She is now recognised as a commercial farmer of repute, and this year, she delivered over 200 tonnes of maize to the Grain Marketing Board. She also did 5 000 kilogrammes of tobacco.
During the winter cropping season, she put 40 hectares under wheat and expects to produce more than 200 tonnes of the cereal.
In an interview with The Sunday Mail, Mrs Madzingira, who is also a human resource consultant, said she has always had a passion for farming.
“Growing up, l had a desire to venture into market gardening and flori-culture, and when the opportunity availed itself through the Government’s land reform programme, we applied for land. Due to resource constraints, we could not venture into growing flowers as this is a very capital-intensive project,” she said.

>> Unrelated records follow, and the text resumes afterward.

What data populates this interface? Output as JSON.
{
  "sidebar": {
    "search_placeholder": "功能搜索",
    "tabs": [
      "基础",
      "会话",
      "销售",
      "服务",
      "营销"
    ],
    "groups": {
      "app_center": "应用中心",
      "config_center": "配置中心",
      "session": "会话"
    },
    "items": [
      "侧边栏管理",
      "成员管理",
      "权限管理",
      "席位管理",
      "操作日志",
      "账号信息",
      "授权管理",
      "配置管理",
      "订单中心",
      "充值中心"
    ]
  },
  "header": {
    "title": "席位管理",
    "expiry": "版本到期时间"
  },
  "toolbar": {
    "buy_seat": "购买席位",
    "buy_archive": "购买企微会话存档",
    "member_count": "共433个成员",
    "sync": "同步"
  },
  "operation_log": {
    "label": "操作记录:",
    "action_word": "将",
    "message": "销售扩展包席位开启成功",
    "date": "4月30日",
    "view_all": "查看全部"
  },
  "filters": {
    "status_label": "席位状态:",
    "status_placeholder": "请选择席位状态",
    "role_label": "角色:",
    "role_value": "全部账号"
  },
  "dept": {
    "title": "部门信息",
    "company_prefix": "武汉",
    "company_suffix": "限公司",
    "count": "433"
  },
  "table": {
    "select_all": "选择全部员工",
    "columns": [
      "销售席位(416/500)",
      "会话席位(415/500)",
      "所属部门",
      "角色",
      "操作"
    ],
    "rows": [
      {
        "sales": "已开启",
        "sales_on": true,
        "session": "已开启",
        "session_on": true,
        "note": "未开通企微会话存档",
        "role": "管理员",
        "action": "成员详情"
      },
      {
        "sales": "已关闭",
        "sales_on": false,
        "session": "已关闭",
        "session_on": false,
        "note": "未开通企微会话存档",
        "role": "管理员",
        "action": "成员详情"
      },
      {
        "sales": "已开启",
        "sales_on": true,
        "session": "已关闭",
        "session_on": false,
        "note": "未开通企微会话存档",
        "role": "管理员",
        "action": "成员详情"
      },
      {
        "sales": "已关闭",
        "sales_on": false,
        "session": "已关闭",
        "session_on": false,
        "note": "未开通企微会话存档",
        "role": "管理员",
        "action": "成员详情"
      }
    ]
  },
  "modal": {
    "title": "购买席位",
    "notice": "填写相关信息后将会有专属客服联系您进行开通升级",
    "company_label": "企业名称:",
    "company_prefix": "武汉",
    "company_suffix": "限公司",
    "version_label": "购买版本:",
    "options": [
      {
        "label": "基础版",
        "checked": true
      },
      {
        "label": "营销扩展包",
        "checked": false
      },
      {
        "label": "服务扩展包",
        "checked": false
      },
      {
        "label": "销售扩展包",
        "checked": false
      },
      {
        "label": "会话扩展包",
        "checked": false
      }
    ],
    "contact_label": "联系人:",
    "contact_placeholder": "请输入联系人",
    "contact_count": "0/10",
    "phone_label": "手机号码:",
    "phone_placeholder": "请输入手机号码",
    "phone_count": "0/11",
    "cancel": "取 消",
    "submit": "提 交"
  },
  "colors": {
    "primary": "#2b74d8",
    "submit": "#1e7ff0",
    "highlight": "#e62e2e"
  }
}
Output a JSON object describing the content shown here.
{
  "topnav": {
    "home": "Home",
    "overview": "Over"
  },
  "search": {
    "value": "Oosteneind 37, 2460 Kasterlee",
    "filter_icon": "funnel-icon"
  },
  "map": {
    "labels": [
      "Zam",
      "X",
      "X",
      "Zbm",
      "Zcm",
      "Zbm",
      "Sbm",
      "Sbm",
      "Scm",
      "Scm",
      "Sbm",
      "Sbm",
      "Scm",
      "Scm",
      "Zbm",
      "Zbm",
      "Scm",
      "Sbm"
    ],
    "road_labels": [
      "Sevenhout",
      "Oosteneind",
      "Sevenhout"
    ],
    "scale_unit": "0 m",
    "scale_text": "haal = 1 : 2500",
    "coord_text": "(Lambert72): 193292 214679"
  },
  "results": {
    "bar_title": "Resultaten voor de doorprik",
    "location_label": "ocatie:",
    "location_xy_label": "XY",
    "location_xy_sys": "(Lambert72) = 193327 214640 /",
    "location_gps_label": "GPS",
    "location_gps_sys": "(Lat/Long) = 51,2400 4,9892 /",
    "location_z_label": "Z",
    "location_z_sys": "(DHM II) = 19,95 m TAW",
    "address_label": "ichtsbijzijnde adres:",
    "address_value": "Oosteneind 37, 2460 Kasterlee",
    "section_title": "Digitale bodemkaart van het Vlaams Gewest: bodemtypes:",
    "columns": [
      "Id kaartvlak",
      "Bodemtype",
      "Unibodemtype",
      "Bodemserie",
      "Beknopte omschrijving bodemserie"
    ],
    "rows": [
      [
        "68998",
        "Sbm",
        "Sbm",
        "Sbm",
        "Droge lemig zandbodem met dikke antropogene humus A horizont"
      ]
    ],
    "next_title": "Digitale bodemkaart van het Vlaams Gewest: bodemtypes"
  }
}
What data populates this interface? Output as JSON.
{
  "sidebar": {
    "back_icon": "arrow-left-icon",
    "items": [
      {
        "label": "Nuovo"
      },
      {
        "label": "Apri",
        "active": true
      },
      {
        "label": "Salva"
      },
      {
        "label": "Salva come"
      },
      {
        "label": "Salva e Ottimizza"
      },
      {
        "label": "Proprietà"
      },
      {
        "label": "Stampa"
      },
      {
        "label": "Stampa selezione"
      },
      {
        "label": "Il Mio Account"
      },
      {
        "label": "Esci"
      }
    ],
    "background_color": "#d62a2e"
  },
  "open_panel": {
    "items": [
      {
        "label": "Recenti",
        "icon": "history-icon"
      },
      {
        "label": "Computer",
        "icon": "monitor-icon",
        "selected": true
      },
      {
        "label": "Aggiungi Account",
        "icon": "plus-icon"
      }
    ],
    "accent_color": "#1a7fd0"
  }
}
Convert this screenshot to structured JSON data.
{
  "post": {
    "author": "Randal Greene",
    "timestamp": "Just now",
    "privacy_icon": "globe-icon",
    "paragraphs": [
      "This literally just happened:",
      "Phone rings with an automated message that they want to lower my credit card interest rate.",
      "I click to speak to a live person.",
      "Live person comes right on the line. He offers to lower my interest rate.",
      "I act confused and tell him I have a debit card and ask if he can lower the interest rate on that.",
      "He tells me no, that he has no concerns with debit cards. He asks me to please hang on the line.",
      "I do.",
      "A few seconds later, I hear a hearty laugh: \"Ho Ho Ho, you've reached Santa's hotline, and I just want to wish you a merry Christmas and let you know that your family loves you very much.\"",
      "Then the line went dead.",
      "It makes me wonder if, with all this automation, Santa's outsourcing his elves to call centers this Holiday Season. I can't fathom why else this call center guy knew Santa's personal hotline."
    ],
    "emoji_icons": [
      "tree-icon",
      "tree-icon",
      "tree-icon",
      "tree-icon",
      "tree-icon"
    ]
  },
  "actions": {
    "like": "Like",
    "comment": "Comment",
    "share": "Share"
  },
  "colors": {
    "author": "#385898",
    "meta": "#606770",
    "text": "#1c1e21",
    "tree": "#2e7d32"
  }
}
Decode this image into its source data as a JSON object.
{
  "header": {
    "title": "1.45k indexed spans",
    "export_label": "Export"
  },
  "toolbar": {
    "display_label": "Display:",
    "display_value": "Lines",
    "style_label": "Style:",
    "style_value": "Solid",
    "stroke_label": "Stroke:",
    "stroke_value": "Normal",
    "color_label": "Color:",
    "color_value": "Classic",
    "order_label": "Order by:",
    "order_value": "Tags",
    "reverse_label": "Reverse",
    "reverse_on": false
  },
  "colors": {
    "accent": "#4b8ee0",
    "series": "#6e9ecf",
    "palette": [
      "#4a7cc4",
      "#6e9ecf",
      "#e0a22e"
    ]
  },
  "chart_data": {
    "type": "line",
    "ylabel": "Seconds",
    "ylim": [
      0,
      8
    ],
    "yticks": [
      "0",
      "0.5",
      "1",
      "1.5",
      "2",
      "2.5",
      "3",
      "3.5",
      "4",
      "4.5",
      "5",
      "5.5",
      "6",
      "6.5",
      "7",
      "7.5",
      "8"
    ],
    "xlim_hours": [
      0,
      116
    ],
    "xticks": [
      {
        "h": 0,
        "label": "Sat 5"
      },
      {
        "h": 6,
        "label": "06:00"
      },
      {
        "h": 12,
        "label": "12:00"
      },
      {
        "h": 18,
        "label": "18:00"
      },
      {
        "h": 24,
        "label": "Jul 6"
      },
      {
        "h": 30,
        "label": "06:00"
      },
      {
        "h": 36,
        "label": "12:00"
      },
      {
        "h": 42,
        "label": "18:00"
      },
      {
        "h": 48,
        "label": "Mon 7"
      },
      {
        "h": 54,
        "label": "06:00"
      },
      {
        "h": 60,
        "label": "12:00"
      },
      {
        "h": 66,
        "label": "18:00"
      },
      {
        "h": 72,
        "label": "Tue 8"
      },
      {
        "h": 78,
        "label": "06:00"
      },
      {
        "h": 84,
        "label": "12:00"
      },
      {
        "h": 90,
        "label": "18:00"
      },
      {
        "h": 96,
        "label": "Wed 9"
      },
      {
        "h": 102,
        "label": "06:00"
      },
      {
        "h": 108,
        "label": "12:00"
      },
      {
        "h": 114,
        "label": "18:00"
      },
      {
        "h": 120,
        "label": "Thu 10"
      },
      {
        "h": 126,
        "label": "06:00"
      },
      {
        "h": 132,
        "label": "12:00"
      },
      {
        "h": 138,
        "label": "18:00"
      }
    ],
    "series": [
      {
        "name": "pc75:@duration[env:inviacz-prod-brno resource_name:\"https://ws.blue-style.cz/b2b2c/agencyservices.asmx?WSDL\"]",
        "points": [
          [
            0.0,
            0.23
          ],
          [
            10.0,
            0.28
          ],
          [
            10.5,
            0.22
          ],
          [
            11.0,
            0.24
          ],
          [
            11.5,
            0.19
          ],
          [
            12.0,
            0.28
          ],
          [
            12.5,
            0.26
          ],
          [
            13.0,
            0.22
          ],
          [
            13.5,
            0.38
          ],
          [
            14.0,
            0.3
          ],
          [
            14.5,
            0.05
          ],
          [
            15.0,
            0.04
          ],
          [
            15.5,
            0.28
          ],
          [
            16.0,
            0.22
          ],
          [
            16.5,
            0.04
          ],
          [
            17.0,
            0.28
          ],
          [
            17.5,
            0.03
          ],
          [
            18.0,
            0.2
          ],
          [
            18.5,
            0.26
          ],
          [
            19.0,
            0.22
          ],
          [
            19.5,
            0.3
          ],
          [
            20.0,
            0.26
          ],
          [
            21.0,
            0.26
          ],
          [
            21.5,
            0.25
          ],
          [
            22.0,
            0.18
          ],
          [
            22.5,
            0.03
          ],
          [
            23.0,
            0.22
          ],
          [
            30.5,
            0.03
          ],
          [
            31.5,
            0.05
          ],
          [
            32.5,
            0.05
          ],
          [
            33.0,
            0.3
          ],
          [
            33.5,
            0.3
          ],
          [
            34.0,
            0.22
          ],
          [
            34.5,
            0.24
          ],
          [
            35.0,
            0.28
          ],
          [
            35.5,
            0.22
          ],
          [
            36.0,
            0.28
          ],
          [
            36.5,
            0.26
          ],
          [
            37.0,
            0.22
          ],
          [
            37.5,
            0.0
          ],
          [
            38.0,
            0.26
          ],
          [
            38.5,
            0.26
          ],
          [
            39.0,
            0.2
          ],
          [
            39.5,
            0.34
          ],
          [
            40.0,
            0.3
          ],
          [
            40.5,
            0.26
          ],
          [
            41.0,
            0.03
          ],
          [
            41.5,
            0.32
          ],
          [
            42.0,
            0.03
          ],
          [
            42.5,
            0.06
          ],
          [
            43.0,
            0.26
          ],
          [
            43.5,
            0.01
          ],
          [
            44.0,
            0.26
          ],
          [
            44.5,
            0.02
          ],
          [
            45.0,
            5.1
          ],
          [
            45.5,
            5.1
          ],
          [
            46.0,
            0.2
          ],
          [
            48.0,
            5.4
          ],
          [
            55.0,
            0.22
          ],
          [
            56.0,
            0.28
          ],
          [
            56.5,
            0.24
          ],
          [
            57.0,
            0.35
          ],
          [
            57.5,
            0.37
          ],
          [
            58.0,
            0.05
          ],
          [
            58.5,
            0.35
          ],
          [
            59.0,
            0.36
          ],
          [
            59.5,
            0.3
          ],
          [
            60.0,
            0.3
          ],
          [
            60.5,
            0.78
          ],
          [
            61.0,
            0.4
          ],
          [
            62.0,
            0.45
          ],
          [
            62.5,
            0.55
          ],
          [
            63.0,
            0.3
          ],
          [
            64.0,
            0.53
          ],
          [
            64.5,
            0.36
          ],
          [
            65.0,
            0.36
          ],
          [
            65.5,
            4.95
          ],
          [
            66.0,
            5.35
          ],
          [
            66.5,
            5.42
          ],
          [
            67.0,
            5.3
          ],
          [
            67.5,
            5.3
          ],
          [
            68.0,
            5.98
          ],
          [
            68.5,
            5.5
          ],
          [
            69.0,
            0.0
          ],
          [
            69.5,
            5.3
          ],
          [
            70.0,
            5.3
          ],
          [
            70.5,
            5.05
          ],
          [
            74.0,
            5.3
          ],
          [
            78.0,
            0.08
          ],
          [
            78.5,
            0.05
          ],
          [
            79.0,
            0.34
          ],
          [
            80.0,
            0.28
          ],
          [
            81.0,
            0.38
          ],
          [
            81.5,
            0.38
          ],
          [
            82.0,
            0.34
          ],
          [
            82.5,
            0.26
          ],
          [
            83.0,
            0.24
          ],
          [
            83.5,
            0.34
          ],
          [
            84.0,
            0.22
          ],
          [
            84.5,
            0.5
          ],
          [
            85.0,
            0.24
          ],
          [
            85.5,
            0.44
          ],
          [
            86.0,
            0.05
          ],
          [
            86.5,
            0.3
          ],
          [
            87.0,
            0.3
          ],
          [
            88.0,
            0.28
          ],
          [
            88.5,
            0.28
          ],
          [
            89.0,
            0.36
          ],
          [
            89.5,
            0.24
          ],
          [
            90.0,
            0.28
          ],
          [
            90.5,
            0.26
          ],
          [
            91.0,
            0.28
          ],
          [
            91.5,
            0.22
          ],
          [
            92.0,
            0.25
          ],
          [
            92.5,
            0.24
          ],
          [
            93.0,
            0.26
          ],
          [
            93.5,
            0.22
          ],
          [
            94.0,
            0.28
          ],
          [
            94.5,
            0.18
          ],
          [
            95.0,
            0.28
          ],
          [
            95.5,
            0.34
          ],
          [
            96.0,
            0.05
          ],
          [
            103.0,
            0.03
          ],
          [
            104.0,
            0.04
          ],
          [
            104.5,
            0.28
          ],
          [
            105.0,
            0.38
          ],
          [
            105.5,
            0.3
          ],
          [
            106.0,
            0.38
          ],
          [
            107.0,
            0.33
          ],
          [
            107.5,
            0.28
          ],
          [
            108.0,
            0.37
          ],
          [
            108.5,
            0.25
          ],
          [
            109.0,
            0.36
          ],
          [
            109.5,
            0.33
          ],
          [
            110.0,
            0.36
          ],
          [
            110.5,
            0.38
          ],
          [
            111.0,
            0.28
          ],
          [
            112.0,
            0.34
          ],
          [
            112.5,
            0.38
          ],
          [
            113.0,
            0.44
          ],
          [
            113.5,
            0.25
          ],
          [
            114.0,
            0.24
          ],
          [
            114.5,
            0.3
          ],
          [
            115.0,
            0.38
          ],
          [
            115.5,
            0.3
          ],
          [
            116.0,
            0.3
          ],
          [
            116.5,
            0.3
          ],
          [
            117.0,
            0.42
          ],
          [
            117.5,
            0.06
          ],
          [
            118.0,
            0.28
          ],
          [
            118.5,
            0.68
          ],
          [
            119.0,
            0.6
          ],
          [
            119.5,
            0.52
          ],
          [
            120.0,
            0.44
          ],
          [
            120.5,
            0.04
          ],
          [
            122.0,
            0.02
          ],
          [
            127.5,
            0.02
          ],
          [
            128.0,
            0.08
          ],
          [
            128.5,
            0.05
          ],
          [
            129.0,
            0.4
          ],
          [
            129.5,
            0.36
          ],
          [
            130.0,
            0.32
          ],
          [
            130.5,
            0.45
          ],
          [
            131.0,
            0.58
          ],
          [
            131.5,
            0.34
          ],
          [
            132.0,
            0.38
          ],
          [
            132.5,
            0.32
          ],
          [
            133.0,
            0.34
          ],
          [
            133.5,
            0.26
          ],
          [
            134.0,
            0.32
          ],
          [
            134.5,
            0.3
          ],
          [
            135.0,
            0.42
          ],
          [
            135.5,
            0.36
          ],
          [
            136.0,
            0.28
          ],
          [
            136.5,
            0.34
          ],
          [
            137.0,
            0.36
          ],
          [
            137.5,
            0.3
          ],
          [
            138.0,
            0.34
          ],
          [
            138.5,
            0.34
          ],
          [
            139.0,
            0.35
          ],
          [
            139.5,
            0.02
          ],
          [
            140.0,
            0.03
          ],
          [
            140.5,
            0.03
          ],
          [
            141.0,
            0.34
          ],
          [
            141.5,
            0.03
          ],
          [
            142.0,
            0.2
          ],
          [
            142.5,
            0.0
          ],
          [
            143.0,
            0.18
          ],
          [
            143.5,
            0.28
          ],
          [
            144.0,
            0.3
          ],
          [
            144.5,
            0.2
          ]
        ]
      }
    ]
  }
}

“l started doing horticultural produce for export through Interfresh and Mitchell & Mitchell, and we were also doing maize and tobacco. We ran the horticultural project for two years and then realised that we were making more profit with our cash crops as opposed to the export venture. That is when we started focusing on farming high-return crops like tobacco, maize and wheat.”
Government’s affirmative action of allocating land to indigenous farmers, she said, had transformed the lives of millions of Zimbabweans.
“We have been able to do all that we have done because of the land reform programme. I want to thank Government for this opportunity.”
She urged other beneficiaries of land to fully utilise their farms to ensure the nation is food self-sufficient in line with Vision 2030.
“What I want to say to other indigenous farmers is that farming is not about having vast land, but it is about fully utilising the land and managing it effectively to have high yields.
“As farmers, we should make sure that we are, as a country, food-secure all the time.
“Our target is to also grow for the external market and generate foreign currency for the country.”
Apart from cropping, Mrs Madzingira has over 150 herd of cattle, over 400 goats and 60 sheep. The farm has 70 permanent employees, while it engages others seasonally.
She is married to retired pilot Mr Wilmore Madzingira and the couple has one child.
“My husband understands my passion for farming and he is very supportive. My message to other women is that they can excel in agriculture. Farming requires paying attention to detail, and that is an attribute that most women are naturally blessed with.”